___ SOURCE INFORMATION

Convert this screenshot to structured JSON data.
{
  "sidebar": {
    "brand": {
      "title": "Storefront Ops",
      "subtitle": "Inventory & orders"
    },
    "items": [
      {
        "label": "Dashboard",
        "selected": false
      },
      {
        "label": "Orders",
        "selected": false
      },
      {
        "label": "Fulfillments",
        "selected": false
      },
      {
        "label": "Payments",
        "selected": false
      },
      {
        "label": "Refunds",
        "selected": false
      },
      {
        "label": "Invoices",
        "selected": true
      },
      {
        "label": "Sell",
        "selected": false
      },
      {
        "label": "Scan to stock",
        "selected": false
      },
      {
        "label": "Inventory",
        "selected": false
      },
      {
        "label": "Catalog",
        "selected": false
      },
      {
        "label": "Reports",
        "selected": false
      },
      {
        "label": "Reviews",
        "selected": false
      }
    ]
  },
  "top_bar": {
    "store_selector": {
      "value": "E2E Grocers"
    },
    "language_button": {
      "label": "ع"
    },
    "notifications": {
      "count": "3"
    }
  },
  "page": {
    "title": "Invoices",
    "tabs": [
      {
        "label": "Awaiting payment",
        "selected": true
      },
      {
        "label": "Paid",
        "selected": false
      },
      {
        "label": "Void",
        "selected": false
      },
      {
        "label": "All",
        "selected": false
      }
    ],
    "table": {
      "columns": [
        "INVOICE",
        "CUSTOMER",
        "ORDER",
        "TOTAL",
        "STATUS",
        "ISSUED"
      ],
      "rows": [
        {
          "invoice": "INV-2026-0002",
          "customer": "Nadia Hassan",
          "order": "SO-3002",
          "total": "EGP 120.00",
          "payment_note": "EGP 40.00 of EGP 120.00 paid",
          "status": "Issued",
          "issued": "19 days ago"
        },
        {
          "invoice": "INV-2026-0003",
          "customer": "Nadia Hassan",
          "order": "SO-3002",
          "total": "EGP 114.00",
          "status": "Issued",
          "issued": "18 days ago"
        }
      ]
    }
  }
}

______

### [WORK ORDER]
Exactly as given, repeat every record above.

### [RESPONSE AREA]
Convert this screenshot to structured JSON data.
{
  "sidebar": {
    "brand": {
      "title": "Storefront Ops",
      "subtitle": "Inventory & orders"
    },
    "items": [
      {
        "label": "Dashboard",
        "selected": false
      },
      {
        "label": "Orders",
        "selected": false
      },
      {
        "label": "Fulfillments",
        "selected": false
      },
      {
        "label": "Payments",
        "selected": false
      },
      {
        "label": "Refunds",
        "selected": false
      },
      {
        "label": "Invoices",
        "selected": true
      },
      {
        "label": "Sell",
        "selected": false
      },
      {
        "label": "Scan to stock",
        "selected": false
      },
      {
        "label": "Inventory",
        "selected": false
      },
      {
        "label": "Catalog",
        "selected": false
      },
      {
        "label": "Reports",
        "selected": false
      },
      {
        "label": "Reviews",
        "selected": false
      }
    ]
  },
  "top_bar": {
    "store_selector": {
      "value": "E2E Grocers"
    },
    "language_button": {
      "label": "ع"
    },
    "notifications": {
      "count": "3"
    }
  },
  "page": {
    "title": "Invoices",
    "tabs": [
      {
        "label": "Awaiting payment",
        "selected": true
      },
      {
        "label": "Paid",
        "selected": false
      },
      {
        "label": "Void",
        "selected": false
      },
      {
        "label": "All",
        "selected": false
      }
    ],
    "table": {
      "columns": [
        "INVOICE",
        "CUSTOMER",
        "ORDER",
        "TOTAL",
        "STATUS",
        "ISSUED"
      ],
      "rows": [
        {
          "invoice": "INV-2026-0002",
          "customer": "Nadia Hassan",
          "order": "SO-3002",
          "total": "EGP 120.00",
          "payment_note": "EGP 40.00 of EGP 120.00 paid",
          "status": "Issued",
          "issued": "19 days ago"
        },
        {
          "invoice": "INV-2026-0003",
          "customer": "Nadia Hassan",
          "order": "SO-3002",
          "total": "EGP 114.00",
          "status": "Issued",
          "issued": "18 days ago"
        }
      ]
    }
  }
}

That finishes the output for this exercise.